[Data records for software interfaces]
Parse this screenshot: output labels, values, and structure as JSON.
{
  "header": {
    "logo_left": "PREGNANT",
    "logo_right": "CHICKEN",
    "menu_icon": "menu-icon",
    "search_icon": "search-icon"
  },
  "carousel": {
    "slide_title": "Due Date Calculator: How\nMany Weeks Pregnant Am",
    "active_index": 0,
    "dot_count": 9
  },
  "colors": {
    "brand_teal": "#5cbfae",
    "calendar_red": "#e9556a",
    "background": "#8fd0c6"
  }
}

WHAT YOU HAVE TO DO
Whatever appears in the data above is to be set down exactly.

ANSWER SECTION
Parse this screenshot: output labels, values, and structure as JSON.
{
  "header": {
    "logo_left": "PREGNANT",
    "logo_right": "CHICKEN",
    "menu_icon": "menu-icon",
    "search_icon": "search-icon"
  },
  "carousel": {
    "slide_title": "Due Date Calculator: How\nMany Weeks Pregnant Am",
    "active_index": 0,
    "dot_count": 9
  },
  "colors": {
    "brand_teal": "#5cbfae",
    "calendar_red": "#e9556a",
    "background": "#8fd0c6"
  }
}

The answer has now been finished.